Racism is a Heart Problem, Not a Skin Problem
As one of the few white people in my community (I’m usually the only one) I’ve had lots of conversations with Vincentian friends about racism.
And had some fun experiences because of my whiteness as well
A few weeks after coming to Barrouallie I was walking down the road, and a man called me over. He smiled and said, “why is a white man walking up and down my street?” For the first few months the name “white man” stuck, not because they were being racist, but because they didn’t know my name. Today they all call me John.
Experiences have shown me that racism does indeed exist
But what some people call racism, isn’t racism.
Racism is an attitude that looks upon other people groups as less important than you, this is sin pure and simple. Yet, there is a growing belief that racism is something inherent that all white people are born with. Because we (white people) experience privileges other people groups may not experience, we are therefore racist.
Let me be very clear about this…..
Racism has to do with my heart, not my skin colour
Over the last six-years, the Lord has helped me live in unity with my Vincentian brothers and sisters. This has nothing to do with my being “anti-racist” or becoming more “inclusive”. I just treated them with respect and dignity as image-bearers, and they did the same for me.
It’s a joy to see how the people of Barrouallie “look out for me” because I “look out for them”
- Last year I suffered from a severe stomach virus so we couldn’t have church. The next day many people from the community asked what had happened.
- Another time I got sick, and had three separate friends to come by, and see how I was doing
- A few months ago my car hood wouldn’t latch properly.
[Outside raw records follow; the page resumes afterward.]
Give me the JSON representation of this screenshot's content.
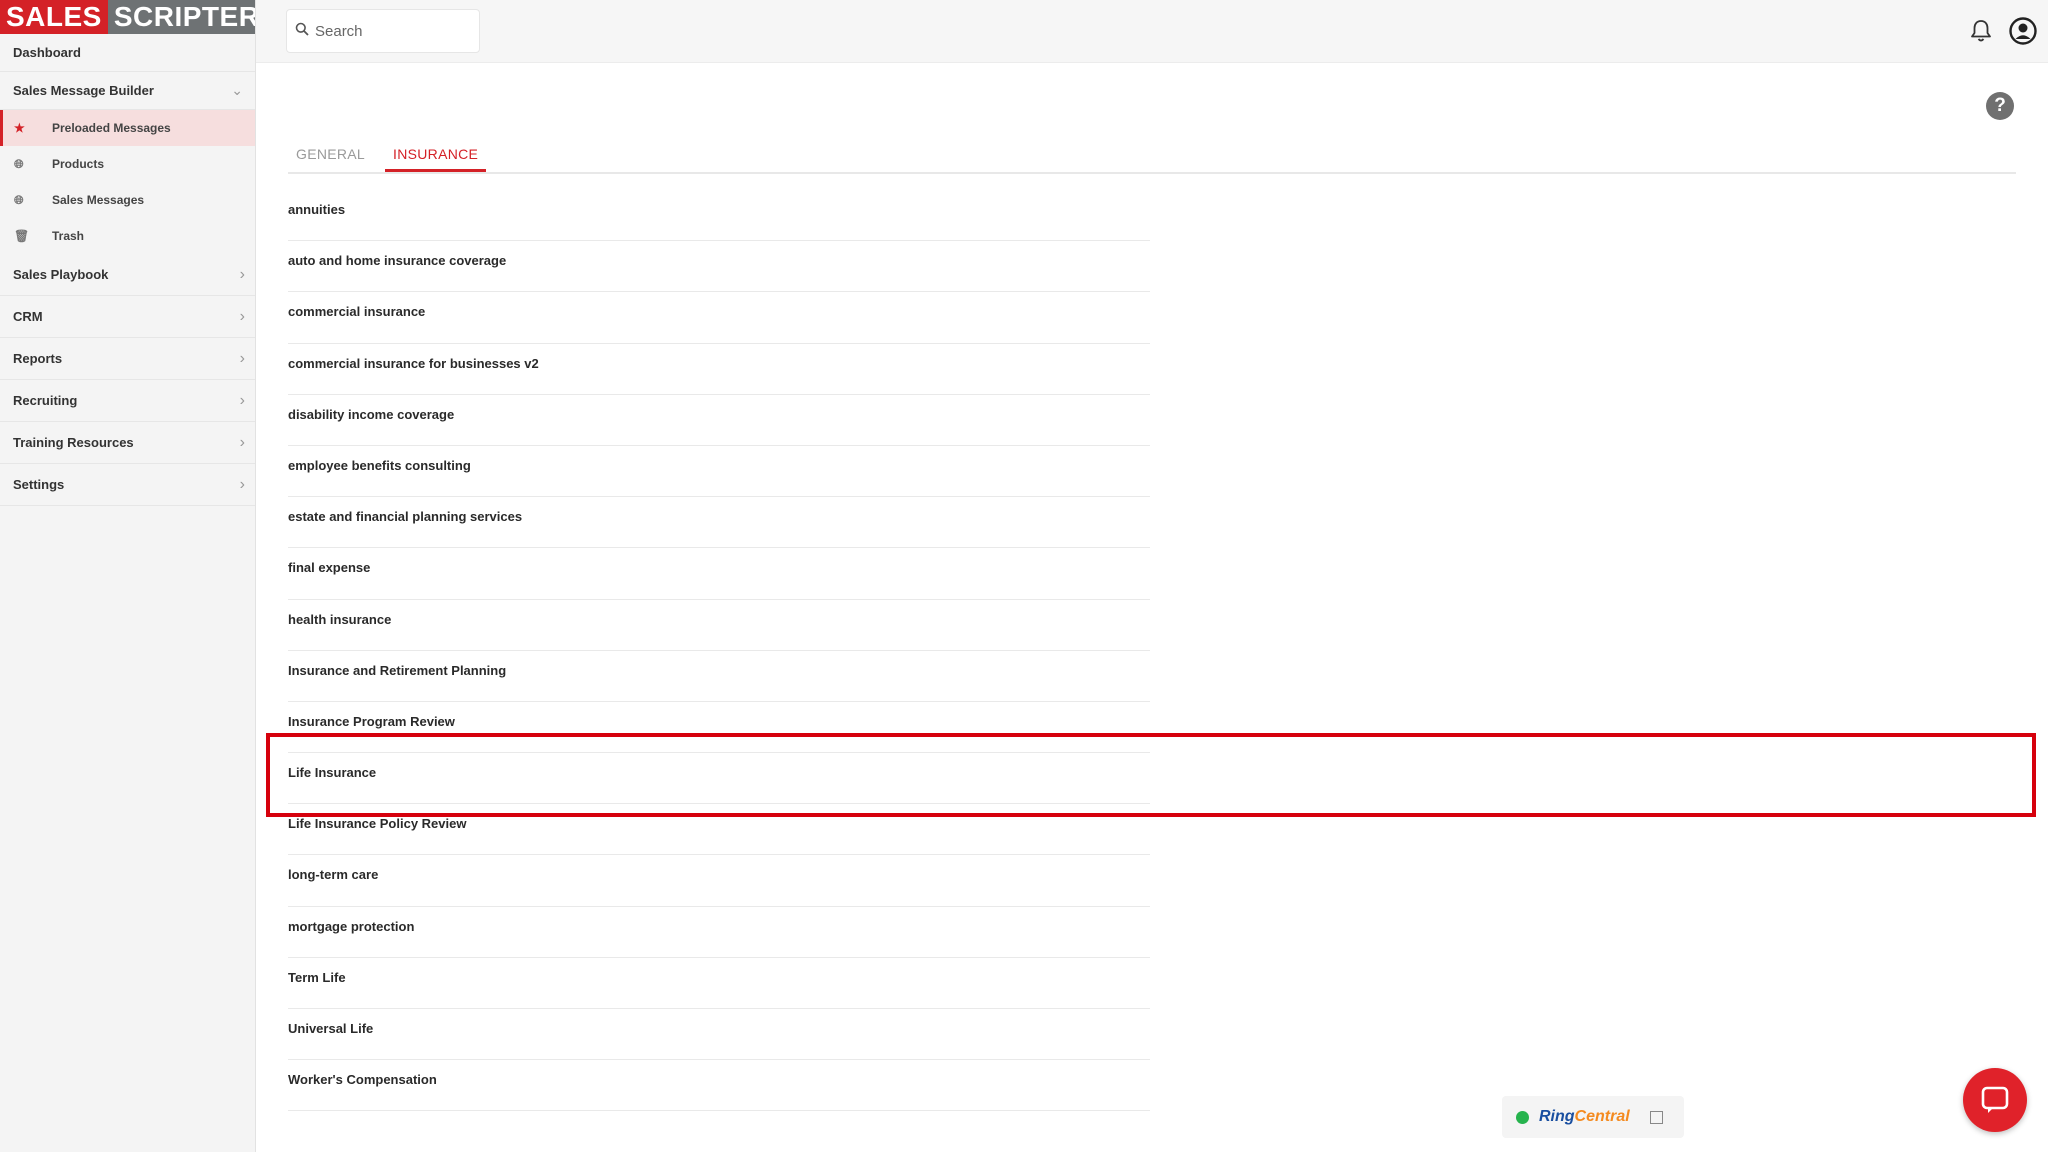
{
  "logo": {
    "part1": "SALES",
    "part2": "SCRIPTER"
  },
  "sidebar": {
    "dashboard": "Dashboard",
    "message_builder": {
      "label": "Sales Message Builder",
      "items": [
        {
          "label": "Preloaded Messages",
          "icon": "star-icon"
        },
        {
          "label": "Products",
          "icon": "globe-icon"
        },
        {
          "label": "Sales Messages",
          "icon": "globe-icon"
        },
        {
          "label": "Trash",
          "icon": "trash-icon"
        }
      ]
    },
    "groups": [
      {
        "label": "Sales Playbook"
      },
      {
        "label": "CRM"
      },
      {
        "label": "Reports"
      },
      {
        "label": "Recruiting"
      },
      {
        "label": "Training Resources"
      },
      {
        "label": "Settings"
      }
    ]
  },
  "search": {
    "placeholder": "Search"
  },
  "tabs": [
    {
      "label": "GENERAL"
    },
    {
      "label": "INSURANCE"
    }
  ],
  "list": [
    "annuities",
    "auto and home insurance coverage",
    "commercial insurance",
    "commercial insurance for businesses v2",
    "disability income coverage",
    "employee benefits consulting",
    "estate and financial planning services",
    "final expense",
    "health insurance",
    "Insurance and Retirement Planning",
    "Insurance Program Review",
    "Life Insurance",
    "Life Insurance Policy Review",
    "long-term care",
    "mortgage protection",
    "Term Life",
    "Universal Life",
    "Worker's Compensation"
  ],
  "ringcentral": {
    "brand_a": "Ring",
    "brand_b": "Central"
  },
  "colors": {
    "accent": "#d42127",
    "highlight_border": "#d6000d"
  }
}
Three people came by to tell me it wasn’t closed, and then a neighbour helped me fix it
- Another day I left a car door open (still not sure how that happened). A friend came down, and told me it was open….nothing was taken
- And a few years ago I went home for Christmas and let a young man in the community drive my car while I was gone. The week after I got back a woman motioned me over and whispered “I saw somebody else driving your car!”
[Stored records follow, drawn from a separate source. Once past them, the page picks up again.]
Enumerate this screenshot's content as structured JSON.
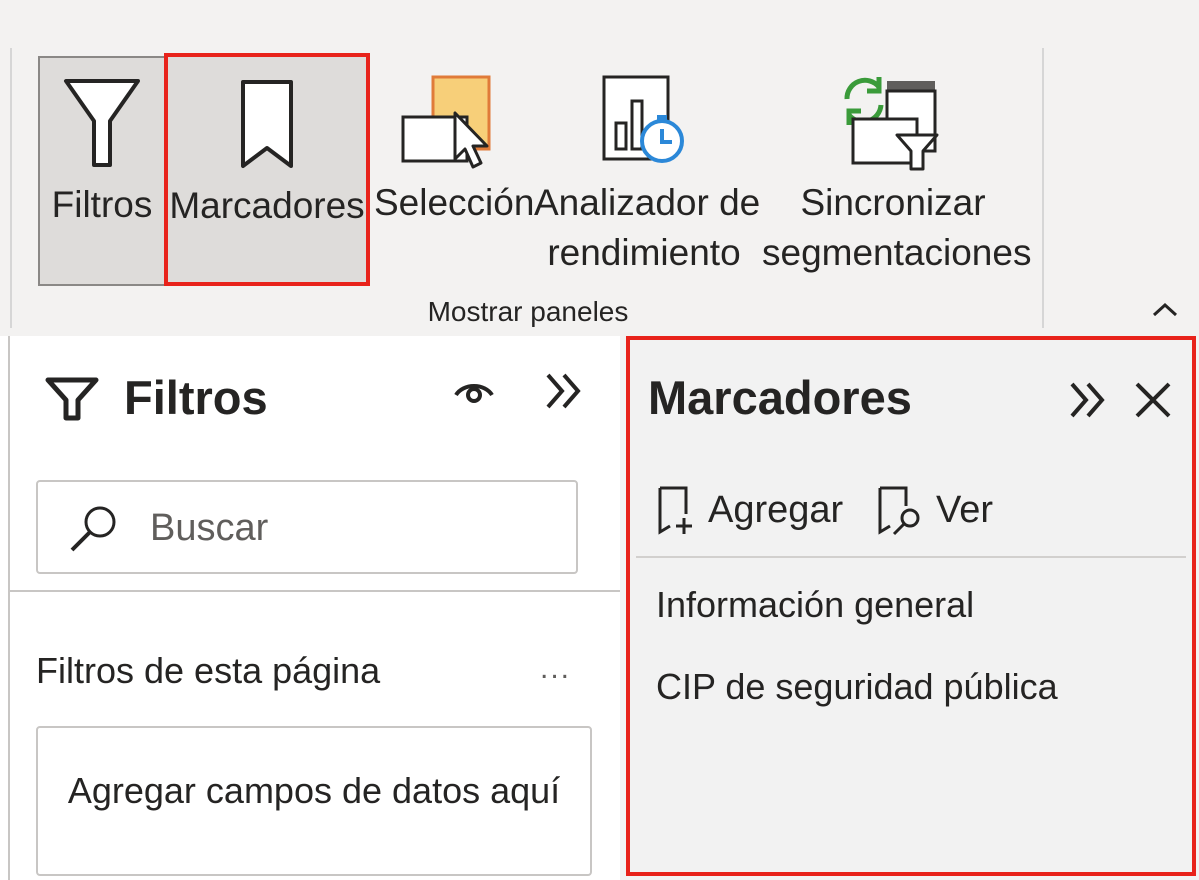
{
  "ribbon": {
    "buttons": [
      {
        "icon": "filter-icon",
        "label": "Filtros",
        "pressed": true
      },
      {
        "icon": "bookmark-icon",
        "label": "Marcadores",
        "pressed": true,
        "highlighted": true
      },
      {
        "icon": "selection-icon",
        "label": "Selección"
      },
      {
        "icon": "performance-analyzer-icon",
        "label_line1": "Analizador de",
        "label_line2": "rendimiento"
      },
      {
        "icon": "sync-slicers-icon",
        "label_line1": "Sincronizar",
        "label_line2": "segmentaciones"
      }
    ],
    "group_label": "Mostrar paneles",
    "collapse_icon": "chevron-up-icon"
  },
  "filters_pane": {
    "title": "Filtros",
    "search_placeholder": "Buscar",
    "section_label": "Filtros de esta página",
    "more_label": "...",
    "drop_zone_label": "Agregar campos de datos aquí",
    "icons": [
      "filter-icon",
      "eye-icon",
      "expand-icon",
      "search-icon"
    ]
  },
  "bookmarks_pane": {
    "title": "Marcadores",
    "add_label": "Agregar",
    "view_label": "Ver",
    "items": [
      "Información general",
      "CIP de seguridad pública"
    ],
    "icons": [
      "expand-icon",
      "close-icon",
      "add-bookmark-icon",
      "view-bookmark-icon"
    ]
  },
  "colors": {
    "highlight": "#e8231b",
    "pressed_bg": "#dedcda",
    "ribbon_bg": "#f3f2f1"
  }
}
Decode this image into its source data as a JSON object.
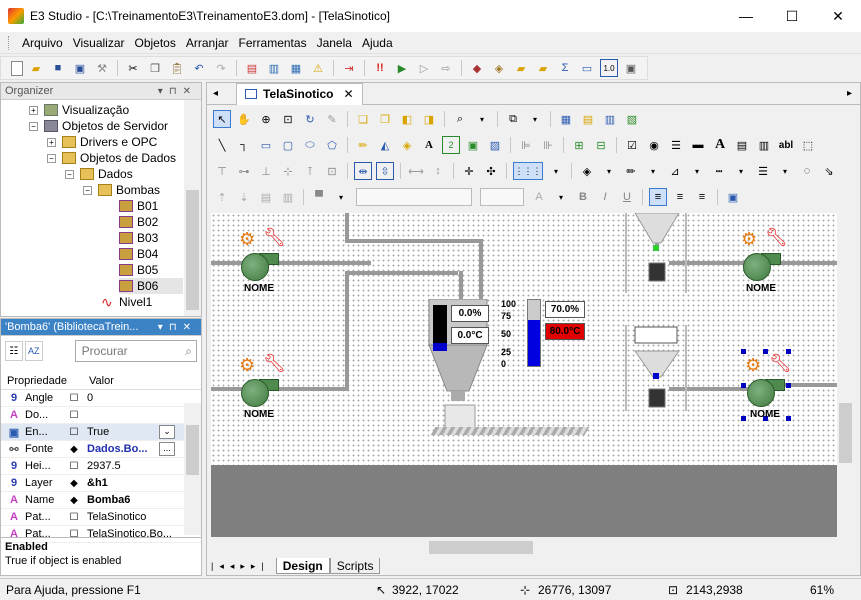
{
  "window": {
    "title": "E3 Studio - [C:\\TreinamentoE3\\TreinamentoE3.dom] - [TelaSinotico]",
    "minimize": "—",
    "maximize": "☐",
    "close": "✕"
  },
  "menu": [
    "Arquivo",
    "Visualizar",
    "Objetos",
    "Arranjar",
    "Ferramentas",
    "Janela",
    "Ajuda"
  ],
  "organizer": {
    "title": "Organizer",
    "items": [
      {
        "label": "Visualização",
        "expander": "+"
      },
      {
        "label": "Objetos de Servidor",
        "expander": "−"
      },
      {
        "label": "Drivers e OPC",
        "expander": "+"
      },
      {
        "label": "Objetos de Dados",
        "expander": "−"
      },
      {
        "label": "Dados",
        "expander": "−"
      },
      {
        "label": "Bombas",
        "expander": "−"
      },
      {
        "label": "B01",
        "expander": ""
      },
      {
        "label": "B02",
        "expander": ""
      },
      {
        "label": "B03",
        "expander": ""
      },
      {
        "label": "B04",
        "expander": ""
      },
      {
        "label": "B05",
        "expander": ""
      },
      {
        "label": "B06",
        "expander": ""
      },
      {
        "label": "Nivel1",
        "expander": ""
      }
    ]
  },
  "properties": {
    "title": "'Bomba6' (BibliotecaTrein...",
    "search_placeholder": "Procurar",
    "col_property": "Propriedade",
    "col_value": "Valor",
    "rows": [
      {
        "icon": "9",
        "name": "Angle",
        "value": "0"
      },
      {
        "icon": "A",
        "name": "Do...",
        "value": ""
      },
      {
        "icon": "▣",
        "name": "En...",
        "value": "True"
      },
      {
        "icon": "⚯",
        "name": "Fonte",
        "value": "Dados.Bo..."
      },
      {
        "icon": "9",
        "name": "Hei...",
        "value": "2937.5"
      },
      {
        "icon": "9",
        "name": "Layer",
        "value": "&h1"
      },
      {
        "icon": "A",
        "name": "Name",
        "value": "Bomba6"
      },
      {
        "icon": "A",
        "name": "Pat...",
        "value": "TelaSinotico"
      },
      {
        "icon": "A",
        "name": "Pat...",
        "value": "TelaSinotico.Bo..."
      }
    ],
    "desc_title": "Enabled",
    "desc_text": "True if object is enabled"
  },
  "document": {
    "tab_label": "TelaSinotico",
    "tab_close": "✕",
    "bottom_tabs": [
      "Design",
      "Scripts"
    ],
    "pump_label": "NOME",
    "tank_level": "0.0%",
    "tank_temp": "0.0°C",
    "gauge_level": "70.0%",
    "gauge_temp": "80.0°C",
    "scale": [
      "100",
      "75",
      "50",
      "25",
      "0"
    ],
    "gauge_fill_percent": 70,
    "colors": {
      "pump": "#4f8a4f",
      "alarm": "#e00000",
      "level": "#0000e0"
    }
  },
  "status": {
    "help": "Para Ajuda, pressione F1",
    "cursor": "3922, 17022",
    "position": "26776, 13097",
    "size": "2143,2938",
    "zoom": "61%"
  }
}
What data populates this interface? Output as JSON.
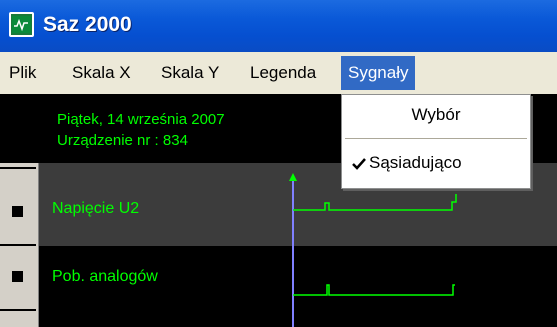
{
  "window": {
    "title": "Saz 2000",
    "icon": "monitor-icon"
  },
  "menu": {
    "items": [
      "Plik",
      "Skala X",
      "Skala Y",
      "Legenda",
      "Sygnały"
    ],
    "active": "Sygnały"
  },
  "dropdown": {
    "items": [
      {
        "label": "Wybór",
        "checked": false
      },
      {
        "label": "Sąsiadująco",
        "checked": true
      }
    ]
  },
  "info": {
    "date": "Piątek, 14  września 2007",
    "device": "Urządzenie nr :  834"
  },
  "channels": [
    {
      "label": "Napięcie U2"
    },
    {
      "label": "Pob. analogów"
    }
  ],
  "colors": {
    "signal": "#00ff00",
    "cursor": "#8080ff",
    "menu_highlight": "#316ac5",
    "channel_bg": "#3c3c3c"
  }
}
The point is it’s possible for people from other races to live in harmony
You just treat them with dignity and respect
And it helps if you’re part of the same family 🙂
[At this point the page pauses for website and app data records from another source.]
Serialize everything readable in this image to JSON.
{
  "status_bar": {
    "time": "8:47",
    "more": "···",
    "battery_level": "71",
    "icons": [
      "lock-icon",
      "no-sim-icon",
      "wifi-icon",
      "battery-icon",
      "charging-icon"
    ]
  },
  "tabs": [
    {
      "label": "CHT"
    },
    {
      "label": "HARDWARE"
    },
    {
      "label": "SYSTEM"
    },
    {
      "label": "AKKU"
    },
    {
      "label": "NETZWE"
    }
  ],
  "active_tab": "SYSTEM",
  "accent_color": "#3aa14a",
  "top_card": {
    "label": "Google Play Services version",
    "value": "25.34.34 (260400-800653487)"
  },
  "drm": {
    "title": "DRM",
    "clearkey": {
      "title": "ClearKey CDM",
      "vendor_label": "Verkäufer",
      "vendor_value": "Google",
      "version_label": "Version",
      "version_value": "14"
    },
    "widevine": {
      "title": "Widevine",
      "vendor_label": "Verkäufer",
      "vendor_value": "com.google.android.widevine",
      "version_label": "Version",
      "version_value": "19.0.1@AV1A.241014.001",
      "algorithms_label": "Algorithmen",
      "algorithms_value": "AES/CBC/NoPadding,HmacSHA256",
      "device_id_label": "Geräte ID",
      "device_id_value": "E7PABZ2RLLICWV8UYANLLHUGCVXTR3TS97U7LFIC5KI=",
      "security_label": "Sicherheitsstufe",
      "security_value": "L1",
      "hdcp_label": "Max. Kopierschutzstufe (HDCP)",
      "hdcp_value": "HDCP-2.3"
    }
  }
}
There is no easy fix for racism friends, but I can tell you the starting point is your heart instead of your skin colour.